Badass Progressive Stoner Doom band Volcanova will release their debut album, Radical Waves this week via The Sign Records. Ghost Cult is bringing you the full album stream right now so you can try before you buy, like a free nug from your dealer of some new good shit. With their mash of old school Doom influences, mixed with proggy modern metal bands, it is a winning combo, sure to set your ears afire. Jam out to Radical Waves now! Continue reading
Time To Pay (Self-Released) is the new EP from Connecticut’s Turkey Vulture, a duo consisting of Jessie May (guitar, vocals, bass, cello) and Jim Clegg (drums, artwork). The EP is a force of incredible energy that nods to a deceptively diverse set of influences. This is punk; this is doom metal; this is stoner rock. Above all, it emanates a refreshingly raw and gloriously unpolished power. Continue reading
Progressive stoner band Moths (PR) is gearing up to release their debut full-length album after a series of impressive smaller releases. The up and coming band from Puerto Rico is releasing a split EP on August 21st with Philadelphia’s The Stone Eye. For their first taste from the release, Moths has shared their cover of Black Sabbath’s classic “Hand of Doom” here at Ghost Cult.
It’s been just a little over a year since Purification unleashed their first album, Destruction Of The Wicked, but their second already comes with some interesting developments. The style on Perfect Doctrine (ODLC PRODUCTIONS, INC.) may be rooted in the same post-Reverend Bizarre Doom Metal, but the Portlandians’ dynamic has dramatically shifted. The recruitment of drummer Count Darragh has led to them growing from a duo to a more conventional trio, allowing Lord Donangato Resurrected to focus on lead guitar alongside William Marshall Purify’s established rhythms and warbling vocals.
Black Spirit Crown’s first proper album sits right on the line between Doom and Stoner Metal with hints of Prog seeping through. The fuzzy riff work is rooted in Sleep and Electric Wizard tradition, the hustling tempos remind me of Orange Goblin, and the tripped-out atmospherics and vocal filters echo Howling Giant or Mastodon. These traits were already distinct on the Red Sky EP released in 2017 and the Cleveland group takes them to even further extents with Gravity (Self-Released).
As cool as it’s been to see some of doom’s most iconic figures go acoustic lately, sometimes it’s even more exciting when fresher faces try their hands at the style. Thomas V. Jäger is one such example, stepping beyond his duties as Monolord’s vocalist/guitarist to release a full-length solo album. It’s an especially interesting transition when you consider that band’s heightened melodicism on 2019’s No Comfort, and this album pushes the idea to even more introspective ends. Continue reading
As much as Wino deserves his doom godfather status for fronting groups like The Obsessed and Saint Vitus, there’s something to be said for his more recent singer/songwriter excursions. Whether going it alone or with such collaborators as Conny Ochs, the acoustic style suits him surprisingly well and the volume contrast brings a fuller perspective to his haggard lifer persona. This is especially true for his third album, Forever Gone (Ripple Music), which may be his most low-key effort to date. Continue reading

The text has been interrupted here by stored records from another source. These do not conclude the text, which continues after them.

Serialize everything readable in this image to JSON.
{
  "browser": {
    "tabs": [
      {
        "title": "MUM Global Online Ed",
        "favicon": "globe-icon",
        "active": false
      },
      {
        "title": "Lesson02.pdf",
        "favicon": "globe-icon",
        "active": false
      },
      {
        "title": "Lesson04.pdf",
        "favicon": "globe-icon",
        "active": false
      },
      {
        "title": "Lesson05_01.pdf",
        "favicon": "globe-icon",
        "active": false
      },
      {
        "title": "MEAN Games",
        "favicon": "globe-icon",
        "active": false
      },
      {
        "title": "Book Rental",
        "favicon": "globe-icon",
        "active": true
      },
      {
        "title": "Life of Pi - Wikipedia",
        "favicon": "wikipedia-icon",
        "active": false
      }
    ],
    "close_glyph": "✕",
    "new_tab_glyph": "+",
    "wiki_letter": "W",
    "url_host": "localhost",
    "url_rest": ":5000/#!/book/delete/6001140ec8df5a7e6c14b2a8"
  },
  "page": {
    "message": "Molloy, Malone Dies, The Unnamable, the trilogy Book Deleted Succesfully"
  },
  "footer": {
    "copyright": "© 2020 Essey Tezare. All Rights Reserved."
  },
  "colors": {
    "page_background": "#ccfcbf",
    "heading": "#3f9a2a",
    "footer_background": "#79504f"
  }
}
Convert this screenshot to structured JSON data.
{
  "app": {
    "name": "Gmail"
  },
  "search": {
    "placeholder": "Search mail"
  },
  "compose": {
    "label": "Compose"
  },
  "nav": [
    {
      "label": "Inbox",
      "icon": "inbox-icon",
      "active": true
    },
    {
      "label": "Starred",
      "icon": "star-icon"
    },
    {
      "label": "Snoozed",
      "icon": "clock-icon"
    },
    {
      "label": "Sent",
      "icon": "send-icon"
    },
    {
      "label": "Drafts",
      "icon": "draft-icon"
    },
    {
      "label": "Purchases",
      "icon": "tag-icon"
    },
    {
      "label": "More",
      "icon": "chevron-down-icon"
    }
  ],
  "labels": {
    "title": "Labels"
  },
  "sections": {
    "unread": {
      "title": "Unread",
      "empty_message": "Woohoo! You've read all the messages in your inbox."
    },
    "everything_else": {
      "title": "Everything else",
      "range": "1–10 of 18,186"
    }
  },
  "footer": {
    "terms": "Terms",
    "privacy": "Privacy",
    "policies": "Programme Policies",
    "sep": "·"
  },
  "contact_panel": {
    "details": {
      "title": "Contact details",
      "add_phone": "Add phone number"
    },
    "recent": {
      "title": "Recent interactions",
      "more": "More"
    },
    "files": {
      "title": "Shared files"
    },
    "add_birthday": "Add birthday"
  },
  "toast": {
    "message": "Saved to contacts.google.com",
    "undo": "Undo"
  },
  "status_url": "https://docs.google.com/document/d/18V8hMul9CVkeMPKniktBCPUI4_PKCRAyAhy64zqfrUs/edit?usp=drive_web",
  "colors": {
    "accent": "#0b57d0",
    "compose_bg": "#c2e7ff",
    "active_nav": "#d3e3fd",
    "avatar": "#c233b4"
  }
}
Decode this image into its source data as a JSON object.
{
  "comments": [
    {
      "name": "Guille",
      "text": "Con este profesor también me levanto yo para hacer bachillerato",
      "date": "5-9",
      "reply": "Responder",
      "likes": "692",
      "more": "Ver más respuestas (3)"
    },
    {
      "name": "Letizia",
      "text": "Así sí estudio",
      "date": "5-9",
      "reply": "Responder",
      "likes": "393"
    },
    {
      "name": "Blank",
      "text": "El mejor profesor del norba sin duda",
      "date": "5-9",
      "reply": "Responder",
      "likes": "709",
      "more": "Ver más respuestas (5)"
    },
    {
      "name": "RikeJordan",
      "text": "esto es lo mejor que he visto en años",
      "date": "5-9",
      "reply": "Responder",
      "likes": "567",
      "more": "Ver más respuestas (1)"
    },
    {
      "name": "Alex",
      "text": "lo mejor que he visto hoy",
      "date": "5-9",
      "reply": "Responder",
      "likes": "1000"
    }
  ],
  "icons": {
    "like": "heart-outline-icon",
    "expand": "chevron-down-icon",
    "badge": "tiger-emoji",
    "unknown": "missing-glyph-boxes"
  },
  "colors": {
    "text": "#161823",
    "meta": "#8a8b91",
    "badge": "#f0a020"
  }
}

While The Path to the Deathless (Desert Records) continues down the psychedelic stoner journey that Red Mesa put forth with 2018’s The Devil and the Desert, its execution is grittier. The atmosphere carries hints of desolation within its imagery of open desert plains and the grainy guitar tone has a certain nastiness even when it isn’t overtly aggressive. There’s also not much emphasis on acoustic playing this time around, and even the tracks that do feature it come with a more noticeably somber air.